Would talk about 3 concepts in Lean and how they tie up.
First, a bit of general information about Lean Startup.
The Lean Startup way of doing things is radically different.
It in a way goes against the norm of what you expect in traditional business, enterprise or anything that involves spending resources.
It speaks for eliminating chances for waste -waste of time, money, skill, cognitive power and resources in general.
It is not a cheap way of doing things and then, it involves creating a system of experimental and validated learning.


This argues that whatever ideas we have is an assumption, an assumption that is invalidated- Period.
You got the idea in the shower or anywhere, consider it an invalidated idea.
This means you can’t place a huge bet on the outcomes.  You simply can’t say exactly what would happen if you executed the idea. So goes any knowledge in relation to the the idea –invalidated.

A quick example. The weather is so hot now, and I assume children in the neigbourhood would love iced lolly or ice cream to chill them, so I get the needed ingredients and I make Iced lolly.
Time to sell, and I get no sale, or few sales.
This could be the cause – Say about half of the children the neighborhood could perhaps have recent history of tummy upset and mummy thinks no sweet stuff until you are good to have them.
The other half, perhaps buy Ice-lolly at school and mom says “you can only have one a day” or some silent hidden reason.
These are very very hard to predict scenarios which one would never know except you validate your assumption by developing your customers before starting out.
That sounds a bit basic, still some folks still assume a whole lots and miss it.

Customer Development

Delivering products and services people want is linked with good customer development.
The term may be new, but it in fact means interacting with your customers. Some folks may mean it to be market research, or survey but it is not – at least not in that sense.
Surveys and the likes aim to get you information which you don’t know.
Customer Development aims to get you information anyway, whether you know it or not, it is an assumption in the first place, remember – and it gives you more – it is in the facial expressions, the emotional reactions, the pupil dilation, (if you can catch that), the voice tone e.t.c.
In essence, customer development validates or invalidates that piece of assumed knowledge via the feedback you get –which is not biased.

Back to the Ice Cream guy. Let’s call Him Sam.

He stood a chance with good customer development. Had he done it, he would have gotten useful information (Feedback)  and apply it to re-strategize.
The women tell him “Our children have tummy upset” and he could go back and make plans to include non-sugar/low-sugar Ice-cream/lollies in his options.

 I imagine him coming back to the woman saying “No worries madam, I have non-sugar Ice cream that has Vitamins A, B1, B2, B3 and C.. Perfect for you Children, infact it would stop the tummy upset :)” – He stands a good chance.

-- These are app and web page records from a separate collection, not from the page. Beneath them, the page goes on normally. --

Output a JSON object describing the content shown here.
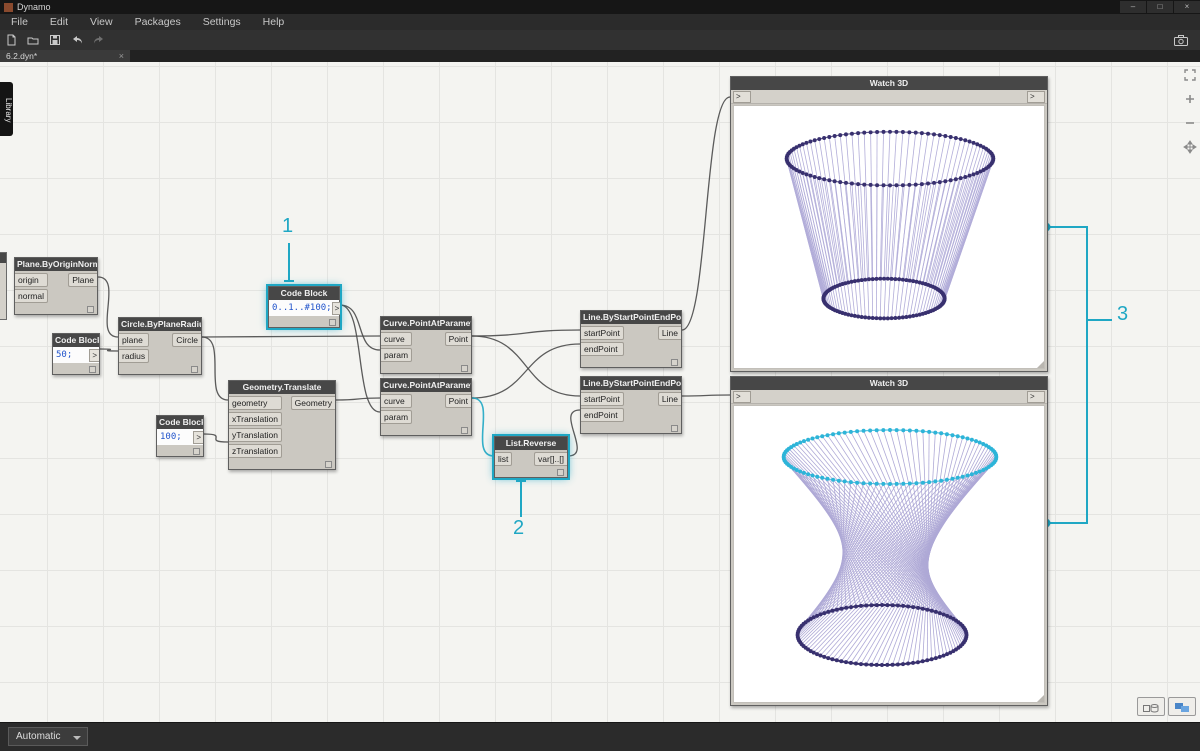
{
  "accent_color": "#1fa7c4",
  "wire_color": "#4a4a4a",
  "window": {
    "title": "Dynamo",
    "controls": {
      "minimize": "–",
      "maximize": "□",
      "close": "×"
    },
    "menu": [
      "File",
      "Edit",
      "View",
      "Packages",
      "Settings",
      "Help"
    ],
    "tab": {
      "label": "6.2.dyn*",
      "close": "×"
    }
  },
  "library_tab": "Library",
  "nodes": {
    "plane": {
      "title": "Plane.ByOriginNormal",
      "inputs": [
        "origin",
        "normal"
      ],
      "outputs": [
        "Plane"
      ]
    },
    "code50": {
      "title": "Code Block",
      "code": "50;",
      "output": ">"
    },
    "circle": {
      "title": "Circle.ByPlaneRadius",
      "inputs": [
        "plane",
        "radius"
      ],
      "outputs": [
        "Circle"
      ]
    },
    "codeRange": {
      "title": "Code Block",
      "code": "0..1..#100;",
      "output": ">"
    },
    "translate": {
      "title": "Geometry.Translate",
      "inputs": [
        "geometry",
        "xTranslation",
        "yTranslation",
        "zTranslation"
      ],
      "outputs": [
        "Geometry"
      ]
    },
    "code100": {
      "title": "Code Block",
      "code": "100;",
      "output": ">"
    },
    "pointTop": {
      "title": "Curve.PointAtParameter",
      "inputs": [
        "curve",
        "param"
      ],
      "outputs": [
        "Point"
      ]
    },
    "pointBottom": {
      "title": "Curve.PointAtParameter",
      "inputs": [
        "curve",
        "param"
      ],
      "outputs": [
        "Point"
      ]
    },
    "listReverse": {
      "title": "List.Reverse",
      "inputs": [
        "list"
      ],
      "outputs": [
        "var[]..[]"
      ]
    },
    "lineTop": {
      "title": "Line.ByStartPointEndPoint",
      "inputs": [
        "startPoint",
        "endPoint"
      ],
      "outputs": [
        "Line"
      ]
    },
    "lineBottom": {
      "title": "Line.ByStartPointEndPoint",
      "inputs": [
        "startPoint",
        "endPoint"
      ],
      "outputs": [
        "Line"
      ]
    },
    "watchTop": {
      "title": "Watch 3D",
      "port_in": ">",
      "port_out": ">"
    },
    "watchBottom": {
      "title": "Watch 3D",
      "port_in": ">",
      "port_out": ">"
    }
  },
  "annotations": {
    "one": "1",
    "two": "2",
    "three": "3"
  },
  "statusbar": {
    "run_mode": "Automatic"
  },
  "watch3d": {
    "top_view": {
      "line_color": "#928bc9",
      "dot_color": "#38306f",
      "rim_color": "#38306f"
    },
    "bottom_view": {
      "line_color": "#8d85c5",
      "top_dot_color": "#2db4d8",
      "bottom_dot_color": "#38306f",
      "top_rim_color": "#2db4d8",
      "bottom_rim_color": "#312a63"
    }
  }
}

For those who buy at school, upon discovering that through customer development, he could spend half the time at school.  The Children, seeing Uncle Sam their neighbor who sells Ice Cream would want to buy from him.  The Feedback would have eliminate the possible waste of resources.
In the case he is unable to meet the demands, that would be known early-on before investing into the venture.


Feedback is gold. It must be crafted into the whole system of your business. It is  like the compass of your business-ship. If your customers says no. It’s a no- no. They say yes and nod with it. Move fast.
But come back soon and ask again.
The average person would conclude (assume) uninformed that Ice-lolly/Ice-cream doesn't sell well in his neigbourhood, but with feedback, adjustments could be made and the true potential of the market is realized.

By the Way.

If you look at the concepts of  Lean Startup from a business plan standpoint, you may realize planning so long into the future is high risk. 3,5,10 years+  business plans are probably a sham. The rate of change these days is just crazy. Have what you want to achieve in view, but be flexible on how you get it. Experimentation is the new planning.

Yeah, that’s it – the Gospel according to LeanStartup – Enjoy the Journey